Whatever appears in the records apart from pictures must be reproduced exactly.

> Web page and app entries:
========================
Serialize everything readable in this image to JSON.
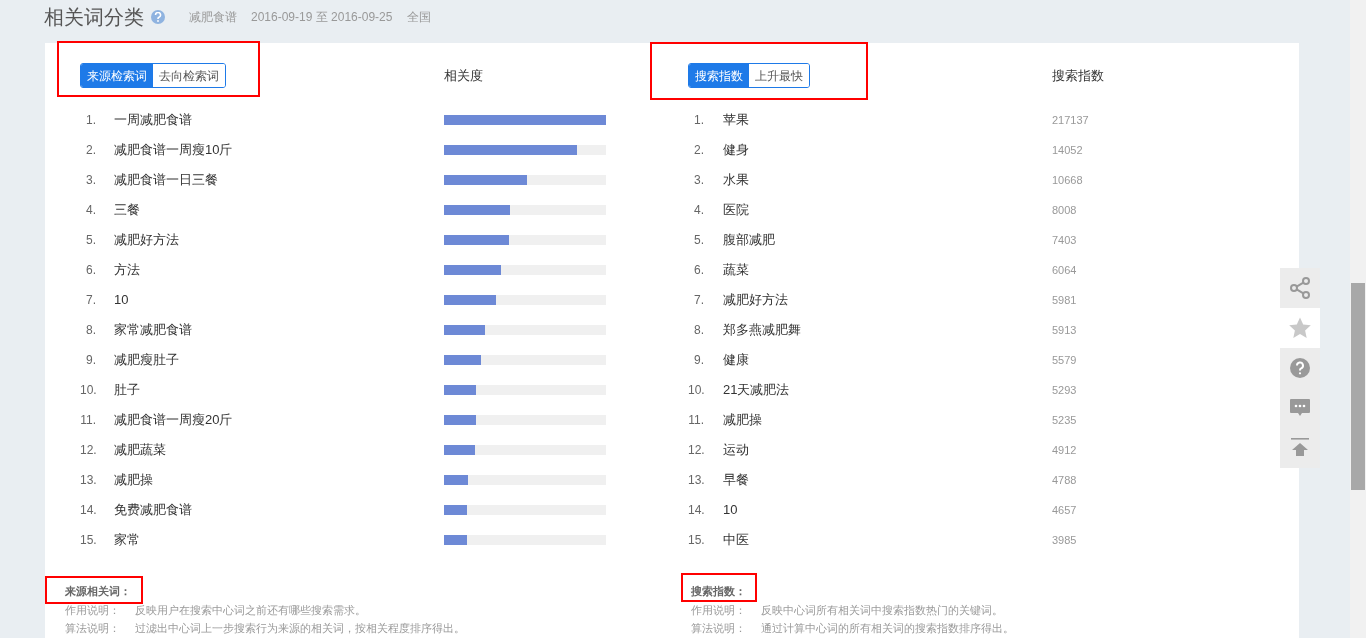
{
  "header": {
    "title": "相关词分类",
    "keyword": "减肥食谱",
    "date_range": "2016-09-19 至 2016-09-25",
    "region": "全国"
  },
  "left": {
    "tabs": [
      {
        "label": "来源检索词",
        "selected": true
      },
      {
        "label": "去向检索词",
        "selected": false
      }
    ],
    "column_header": "相关度",
    "rows": [
      {
        "rank": "1.",
        "word": "一周减肥食谱",
        "level": 1.0
      },
      {
        "rank": "2.",
        "word": "减肥食谱一周瘦10斤",
        "level": 0.82
      },
      {
        "rank": "3.",
        "word": "减肥食谱一日三餐",
        "level": 0.51
      },
      {
        "rank": "4.",
        "word": "三餐",
        "level": 0.41
      },
      {
        "rank": "5.",
        "word": "减肥好方法",
        "level": 0.4
      },
      {
        "rank": "6.",
        "word": "方法",
        "level": 0.35
      },
      {
        "rank": "7.",
        "word": "10",
        "level": 0.32
      },
      {
        "rank": "8.",
        "word": "家常减肥食谱",
        "level": 0.25
      },
      {
        "rank": "9.",
        "word": "减肥瘦肚子",
        "level": 0.23
      },
      {
        "rank": "10.",
        "word": "肚子",
        "level": 0.2
      },
      {
        "rank": "11.",
        "word": "减肥食谱一周瘦20斤",
        "level": 0.2
      },
      {
        "rank": "12.",
        "word": "减肥蔬菜",
        "level": 0.19
      },
      {
        "rank": "13.",
        "word": "减肥操",
        "level": 0.15
      },
      {
        "rank": "14.",
        "word": "免费减肥食谱",
        "level": 0.14
      },
      {
        "rank": "15.",
        "word": "家常",
        "level": 0.14
      }
    ],
    "note": {
      "title": "来源相关词：",
      "lines": [
        {
          "label": "作用说明：",
          "text": "反映用户在搜索中心词之前还有哪些搜索需求。"
        },
        {
          "label": "算法说明：",
          "text": "过滤出中心词上一步搜索行为来源的相关词，按相关程度排序得出。"
        }
      ]
    }
  },
  "right": {
    "tabs": [
      {
        "label": "搜索指数",
        "selected": true
      },
      {
        "label": "上升最快",
        "selected": false
      }
    ],
    "column_header": "搜索指数",
    "rows": [
      {
        "rank": "1.",
        "word": "苹果",
        "value": "217137"
      },
      {
        "rank": "2.",
        "word": "健身",
        "value": "14052"
      },
      {
        "rank": "3.",
        "word": "水果",
        "value": "10668"
      },
      {
        "rank": "4.",
        "word": "医院",
        "value": "8008"
      },
      {
        "rank": "5.",
        "word": "腹部减肥",
        "value": "7403"
      },
      {
        "rank": "6.",
        "word": "蔬菜",
        "value": "6064"
      },
      {
        "rank": "7.",
        "word": "减肥好方法",
        "value": "5981"
      },
      {
        "rank": "8.",
        "word": "郑多燕减肥舞",
        "value": "5913"
      },
      {
        "rank": "9.",
        "word": "健康",
        "value": "5579"
      },
      {
        "rank": "10.",
        "word": "21天减肥法",
        "value": "5293"
      },
      {
        "rank": "11.",
        "word": "减肥操",
        "value": "5235"
      },
      {
        "rank": "12.",
        "word": "运动",
        "value": "4912"
      },
      {
        "rank": "13.",
        "word": "早餐",
        "value": "4788"
      },
      {
        "rank": "14.",
        "word": "10",
        "value": "4657"
      },
      {
        "rank": "15.",
        "word": "中医",
        "value": "3985"
      }
    ],
    "note": {
      "title": "搜索指数：",
      "lines": [
        {
          "label": "作用说明：",
          "text": "反映中心词所有相关词中搜索指数热门的关键词。"
        },
        {
          "label": "算法说明：",
          "text": "通过计算中心词的所有相关词的搜索指数排序得出。"
        }
      ]
    }
  },
  "side_tools": [
    {
      "kind": "share",
      "selected": false
    },
    {
      "kind": "star",
      "selected": true
    },
    {
      "kind": "help",
      "selected": false
    },
    {
      "kind": "comment",
      "selected": false
    },
    {
      "kind": "top",
      "selected": false
    }
  ]
}
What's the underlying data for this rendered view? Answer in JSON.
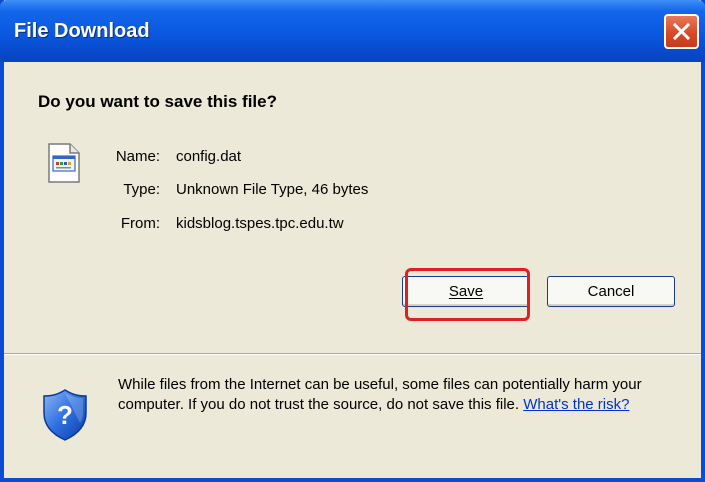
{
  "window": {
    "title": "File Download",
    "close_icon": "close-icon"
  },
  "dialog": {
    "question": "Do you want to save this file?",
    "file_icon": "document-icon",
    "fields": [
      {
        "label": "Name:",
        "value": "config.dat"
      },
      {
        "label": "Type:",
        "value": "Unknown File Type, 46 bytes"
      },
      {
        "label": "From:",
        "value": "kidsblog.tspes.tpc.edu.tw"
      }
    ],
    "buttons": {
      "save_label": "Save",
      "cancel_label": "Cancel"
    },
    "warning": {
      "icon": "shield-question-icon",
      "text": "While files from the Internet can be useful, some files can potentially harm your computer. If you do not trust the source, do not save this file.",
      "link_text": "What's the risk?"
    }
  },
  "annotation": {
    "highlight_color": "#e02020",
    "highlighted_element": "Save"
  },
  "colors": {
    "titlebar": "#0a58e0",
    "dialog_bg": "#ece9d8",
    "link": "#0033cc"
  }
}
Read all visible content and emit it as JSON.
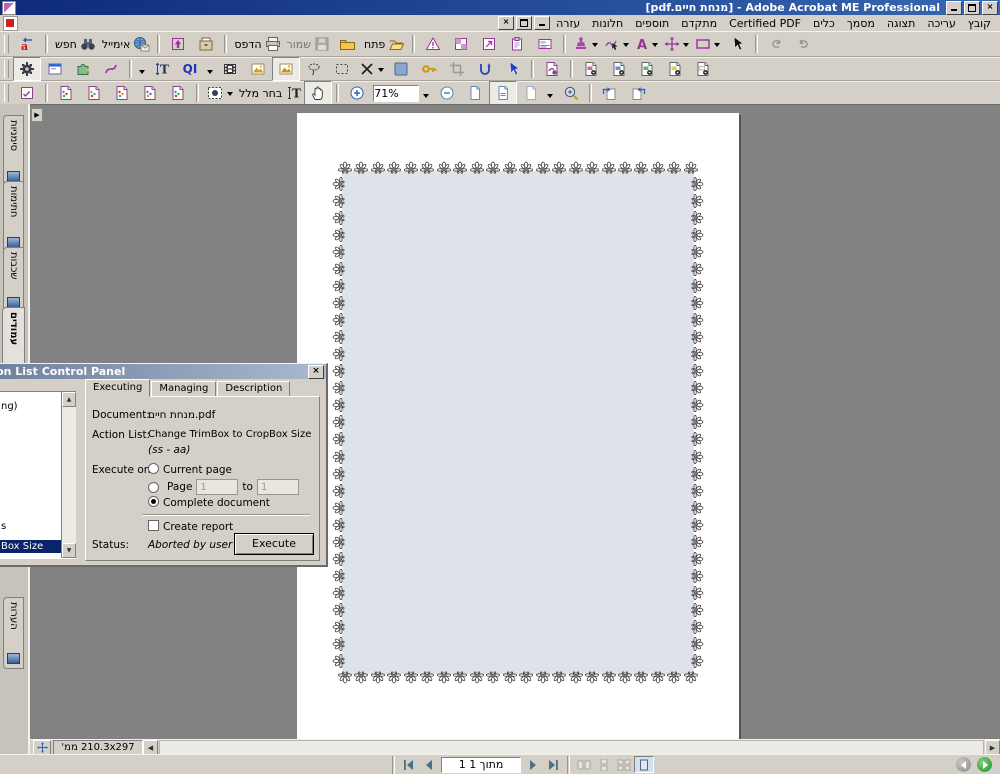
{
  "titlebar": {
    "title": "[pdf.מנחת חיים] - Adobe Acrobat ME Professional"
  },
  "menubar": {
    "items": [
      "קובץ",
      "עריכה",
      "תצוגה",
      "מסמך",
      "כלים",
      "Certified PDF",
      "מתקדם",
      "תוספים",
      "חלונות",
      "עזרה"
    ]
  },
  "toolbar1": {
    "open": "פתח",
    "save": "שמור",
    "print": "הדפס",
    "email": "אימייל",
    "search": "חפש"
  },
  "toolbar2": {
    "qi": "QI"
  },
  "toolbar3": {
    "select_text": "בחר מלל",
    "zoom_value": "71%"
  },
  "sidebar": {
    "tabs": [
      "סימניות",
      "חתימות",
      "שכבות",
      "עמודים",
      "הערות"
    ]
  },
  "docpane": {
    "page_size": "210.3x297 ממ'"
  },
  "navbar": {
    "page_indicator": "1 מתוך 1"
  },
  "dialog": {
    "title": "Action List Control Panel",
    "tabs": [
      "Executing",
      "Managing",
      "Description"
    ],
    "list": [
      "ng)",
      "s",
      "Box Size"
    ],
    "document_label": "Document:",
    "document_value": "מנחת חיים.pdf",
    "action_list_label": "Action List:",
    "action_list_value": "Change TrimBox to CropBox Size",
    "action_list_sub": "(ss - aa)",
    "execute_on_label": "Execute on:",
    "radio_current": "Current page",
    "radio_page": "Page",
    "page_from": "1",
    "to_label": "to",
    "page_to": "1",
    "radio_complete": "Complete document",
    "create_report": "Create report",
    "status_label": "Status:",
    "status_value": "Aborted by user",
    "execute_button": "Execute"
  },
  "colors": {
    "titlebar_left": "#0e2a7c",
    "titlebar_right": "#3767b1",
    "chrome": "#d4d0c8",
    "doc_background": "#828282",
    "page_interior": "#dde3e8",
    "selection": "#0a246a",
    "accent_purple": "#993399",
    "next_view_green": "#2e9e3a"
  }
}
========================
> Answer to the problem:
Serialize everything readable in this image to JSON.
{
  "header": {
    "title": "相关词分类",
    "keyword": "减肥食谱",
    "date_range": "2016-09-19 至 2016-09-25",
    "region": "全国"
  },
  "left": {
    "tabs": [
      {
        "label": "来源检索词",
        "selected": true
      },
      {
        "label": "去向检索词",
        "selected": false
      }
    ],
    "column_header": "相关度",
    "rows": [
      {
        "rank": "1.",
        "word": "一周减肥食谱",
        "level": 1.0
      },
      {
        "rank": "2.",
        "word": "减肥食谱一周瘦10斤",
        "level": 0.82
      },
      {
        "rank": "3.",
        "word": "减肥食谱一日三餐",
        "level": 0.51
      },
      {
        "rank": "4.",
        "word": "三餐",
        "level": 0.41
      },
      {
        "rank": "5.",
        "word": "减肥好方法",
        "level": 0.4
      },
      {
        "rank": "6.",
        "word": "方法",
        "level": 0.35
      },
      {
        "rank": "7.",
        "word": "10",
        "level": 0.32
      },
      {
        "rank": "8.",
        "word": "家常减肥食谱",
        "level": 0.25
      },
      {
        "rank": "9.",
        "word": "减肥瘦肚子",
        "level": 0.23
      },
      {
        "rank": "10.",
        "word": "肚子",
        "level": 0.2
      },
      {
        "rank": "11.",
        "word": "减肥食谱一周瘦20斤",
        "level": 0.2
      },
      {
        "rank": "12.",
        "word": "减肥蔬菜",
        "level": 0.19
      },
      {
        "rank": "13.",
        "word": "减肥操",
        "level": 0.15
      },
      {
        "rank": "14.",
        "word": "免费减肥食谱",
        "level": 0.14
      },
      {
        "rank": "15.",
        "word": "家常",
        "level": 0.14
      }
    ],
    "note": {
      "title": "来源相关词：",
      "lines": [
        {
          "label": "作用说明：",
          "text": "反映用户在搜索中心词之前还有哪些搜索需求。"
        },
        {
          "label": "算法说明：",
          "text": "过滤出中心词上一步搜索行为来源的相关词，按相关程度排序得出。"
        }
      ]
    }
  },
  "right": {
    "tabs": [
      {
        "label": "搜索指数",
        "selected": true
      },
      {
        "label": "上升最快",
        "selected": false
      }
    ],
    "column_header": "搜索指数",
    "rows": [
      {
        "rank": "1.",
        "word": "苹果",
        "value": "217137"
      },
      {
        "rank": "2.",
        "word": "健身",
        "value": "14052"
      },
      {
        "rank": "3.",
        "word": "水果",
        "value": "10668"
      },
      {
        "rank": "4.",
        "word": "医院",
        "value": "8008"
      },
      {
        "rank": "5.",
        "word": "腹部减肥",
        "value": "7403"
      },
      {
        "rank": "6.",
        "word": "蔬菜",
        "value": "6064"
      },
      {
        "rank": "7.",
        "word": "减肥好方法",
        "value": "5981"
      },
      {
        "rank": "8.",
        "word": "郑多燕减肥舞",
        "value": "5913"
      },
      {
        "rank": "9.",
        "word": "健康",
        "value": "5579"
      },
      {
        "rank": "10.",
        "word": "21天减肥法",
        "value": "5293"
      },
      {
        "rank": "11.",
        "word": "减肥操",
        "value": "5235"
      },
      {
        "rank": "12.",
        "word": "运动",
        "value": "4912"
      },
      {
        "rank": "13.",
        "word": "早餐",
        "value": "4788"
      },
      {
        "rank": "14.",
        "word": "10",
        "value": "4657"
      },
      {
        "rank": "15.",
        "word": "中医",
        "value": "3985"
      }
    ],
    "note": {
      "title": "搜索指数：",
      "lines": [
        {
          "label": "作用说明：",
          "text": "反映中心词所有相关词中搜索指数热门的关键词。"
        },
        {
          "label": "算法说明：",
          "text": "通过计算中心词的所有相关词的搜索指数排序得出。"
        }
      ]
    }
  },
  "side_tools": [
    {
      "kind": "share",
      "selected": false
    },
    {
      "kind": "star",
      "selected": true
    },
    {
      "kind": "help",
      "selected": false
    },
    {
      "kind": "comment",
      "selected": false
    },
    {
      "kind": "top",
      "selected": false
    }
  ]
}
What's the underlying data for this rendered view? Answer in JSON.
{
  "window": {
    "title": "File Download",
    "close_icon": "close-icon"
  },
  "dialog": {
    "question": "Do you want to save this file?",
    "file_icon": "document-icon",
    "fields": [
      {
        "label": "Name:",
        "value": "config.dat"
      },
      {
        "label": "Type:",
        "value": "Unknown File Type, 46 bytes"
      },
      {
        "label": "From:",
        "value": "kidsblog.tspes.tpc.edu.tw"
      }
    ],
    "buttons": {
      "save_label": "Save",
      "cancel_label": "Cancel"
    },
    "warning": {
      "icon": "shield-question-icon",
      "text": "While files from the Internet can be useful, some files can potentially harm your computer. If you do not trust the source, do not save this file.",
      "link_text": "What's the risk?"
    }
  },
  "annotation": {
    "highlight_color": "#e02020",
    "highlighted_element": "Save"
  },
  "colors": {
    "titlebar": "#0a58e0",
    "dialog_bg": "#ece9d8",
    "link": "#0033cc"
  }
}
Read all visible content and emit it as JSON.
{
  "titlebar": {
    "title": "[pdf.מנחת חיים] - Adobe Acrobat ME Professional"
  },
  "menubar": {
    "items": [
      "קובץ",
      "עריכה",
      "תצוגה",
      "מסמך",
      "כלים",
      "Certified PDF",
      "מתקדם",
      "תוספים",
      "חלונות",
      "עזרה"
    ]
  },
  "toolbar1": {
    "open": "פתח",
    "save": "שמור",
    "print": "הדפס",
    "email": "אימייל",
    "search": "חפש"
  },
  "toolbar2": {
    "qi": "QI"
  },
  "toolbar3": {
    "select_text": "בחר מלל",
    "zoom_value": "71%"
  },
  "sidebar": {
    "tabs": [
      "סימניות",
      "חתימות",
      "שכבות",
      "עמודים",
      "הערות"
    ]
  },
  "docpane": {
    "page_size": "210.3x297 ממ'"
  },
  "navbar": {
    "page_indicator": "1 מתוך 1"
  },
  "dialog": {
    "title": "Action List Control Panel",
    "tabs": [
      "Executing",
      "Managing",
      "Description"
    ],
    "list": [
      "ng)",
      "s",
      "Box Size"
    ],
    "document_label": "Document:",
    "document_value": "מנחת חיים.pdf",
    "action_list_label": "Action List:",
    "action_list_value": "Change TrimBox to CropBox Size",
    "action_list_sub": "(ss - aa)",
    "execute_on_label": "Execute on:",
    "radio_current": "Current page",
    "radio_page": "Page",
    "page_from": "1",
    "to_label": "to",
    "page_to": "1",
    "radio_complete": "Complete document",
    "create_report": "Create report",
    "status_label": "Status:",
    "status_value": "Aborted by user",
    "execute_button": "Execute"
  },
  "colors": {
    "titlebar_left": "#0e2a7c",
    "titlebar_right": "#3767b1",
    "chrome": "#d4d0c8",
    "doc_background": "#828282",
    "page_interior": "#dde3e8",
    "selection": "#0a246a",
    "accent_purple": "#993399",
    "next_view_green": "#2e9e3a"
  }
}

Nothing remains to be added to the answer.